By Aisling Finn on Friday 30 July 2021
After the initial £100 has been spent on the high street, recipients of the new card will be unable to re-use the card.
UPDATE 02-08-2021 - This article was amended to include a statement from the Department for the Economy.
In a time of heightened focus on the environment, some seem to be oblivious to the green issues we face.
EML Payments, in conjunction with Mastercard, has won a £140m contract from the Department for the Economy in Northern Ireland to issue every person over the age of 18 with a £100 pre-paid debit card, equating to around 1.4m people.
A spokesperson for EML Payments told AltFi that the cards will not be able to be topped up by individual users, meaning that once the £100 has been spent, these cards are largely useless—unless you have a penchant for collecting payment cards.
As well as not being able to top-up the cards, the £100 cannot be spent anywhere other than on the high street, a decision by the Northern Irish executive to help support Covid-19-hit high street businesses.
Despite hoping to bolster local businesses, the cards will likely be able to be used in big chains, like Primark or McDonald’s, that don’t have the best track record when it comes to being environmentally friendly.
“This scheme is a key element of my Department’s Economic Recovery Action Plan and will give a very welcome boost to our high streets which were hard hit by the Covid-19 pandemic. This uplift is what our local businesses need and deserve,” Economy Minister Gordon Lyons, said at the launch event yesterday in Carrickfergus.
“I look forward to seeing the benefits this scheme will bring to the wide range of businesses situated in the heart of towns, villages and cities across Northern Ireland.”
Northern Irish citizens will be able to apply for a £100 debit card in September, and their details will be checked against the electoral register, which is currently in the process of being updated.
“Single-use cards are completely the wrong direction,” a spokesperson for Friends of the Earth told AltFi.
“There could be more clever, more environmentally friendly ways of dispersing the money, and supporting businesses, particularly local businesses that aren't in themselves, selling products with single-use plastic.”
According to AltFi's calculations, the scheme could generate roughly seven tonnes of plastic waste at a time when most of us are trying to cut down on our plastic usage.
“This is a real opportunity to set in motion some type of leadership from governments as to what we consume, how we consume it, and how we spend our money, but this scheme just seems tone-deaf. For the government to effectively encourage more plastic pollution it’s completely tone-deaf,” the spokesperson continued.
A spokesperson for the Department for the Economy said in a statement: "The Department investigated various methods of enabling members of the public to spend their £100, and the use of pre-paid cards was the most simple and easy-to-use method for the greatest number of people across Northern Ireland to spend, as well as allowing the greatest number of businesses to participate. The possibility of using sustainable materials for the pre-paid cards was investigated with PFS, however, it was not possible to achieve delivery of the sustainable cards within the timescale for the launch of the scheme during autumn. We would of course encourage everyone to recycle all waste produced in a responsible and environmentally sensible way, recycling where possible.
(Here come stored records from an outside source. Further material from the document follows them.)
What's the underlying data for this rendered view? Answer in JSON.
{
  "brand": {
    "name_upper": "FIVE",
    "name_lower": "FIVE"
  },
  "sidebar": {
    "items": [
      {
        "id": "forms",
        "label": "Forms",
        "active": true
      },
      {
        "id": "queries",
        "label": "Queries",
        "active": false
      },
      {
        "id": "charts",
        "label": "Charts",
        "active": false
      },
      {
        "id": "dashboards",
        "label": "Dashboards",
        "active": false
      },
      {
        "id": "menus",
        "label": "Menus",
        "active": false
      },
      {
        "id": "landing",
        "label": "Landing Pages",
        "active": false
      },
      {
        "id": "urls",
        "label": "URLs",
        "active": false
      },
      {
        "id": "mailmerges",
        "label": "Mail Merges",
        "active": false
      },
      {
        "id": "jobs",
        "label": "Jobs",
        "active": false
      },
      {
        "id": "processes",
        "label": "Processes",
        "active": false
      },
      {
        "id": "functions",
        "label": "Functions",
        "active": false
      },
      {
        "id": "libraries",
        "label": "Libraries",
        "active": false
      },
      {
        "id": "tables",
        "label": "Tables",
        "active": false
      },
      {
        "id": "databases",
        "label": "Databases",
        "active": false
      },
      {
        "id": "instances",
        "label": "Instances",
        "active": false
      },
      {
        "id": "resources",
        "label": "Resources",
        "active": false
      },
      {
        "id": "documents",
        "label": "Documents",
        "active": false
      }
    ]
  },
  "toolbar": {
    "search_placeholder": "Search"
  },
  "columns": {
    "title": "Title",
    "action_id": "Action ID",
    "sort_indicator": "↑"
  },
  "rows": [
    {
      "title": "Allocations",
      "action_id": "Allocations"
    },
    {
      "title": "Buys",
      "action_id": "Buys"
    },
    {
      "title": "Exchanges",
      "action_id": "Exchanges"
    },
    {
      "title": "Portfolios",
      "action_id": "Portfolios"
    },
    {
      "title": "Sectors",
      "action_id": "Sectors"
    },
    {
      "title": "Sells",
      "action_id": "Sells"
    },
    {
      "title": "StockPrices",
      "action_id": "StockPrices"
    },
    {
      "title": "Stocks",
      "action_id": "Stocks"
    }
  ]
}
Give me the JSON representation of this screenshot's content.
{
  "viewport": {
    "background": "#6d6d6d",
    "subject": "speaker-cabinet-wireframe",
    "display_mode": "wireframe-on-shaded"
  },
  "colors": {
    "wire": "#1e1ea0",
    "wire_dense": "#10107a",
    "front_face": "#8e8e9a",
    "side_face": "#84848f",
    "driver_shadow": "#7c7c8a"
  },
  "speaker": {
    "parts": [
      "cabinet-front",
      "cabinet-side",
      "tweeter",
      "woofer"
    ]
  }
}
“The card can only be used in ‘bricks and mortar' businesses within Northern Ireland and not used for gambling or to purchase goods or services online. People will be able to use the pre-paid card in shops and businesses in a similar way that debit and credit cards are used – therefore if a business can accept debit and credit cards for payment then it will be able to accept the High Street Scheme card.”
AltFi reached out to EML Payments, Mastercard for comment on the environmental impact of the new scheme but is yet to receive one.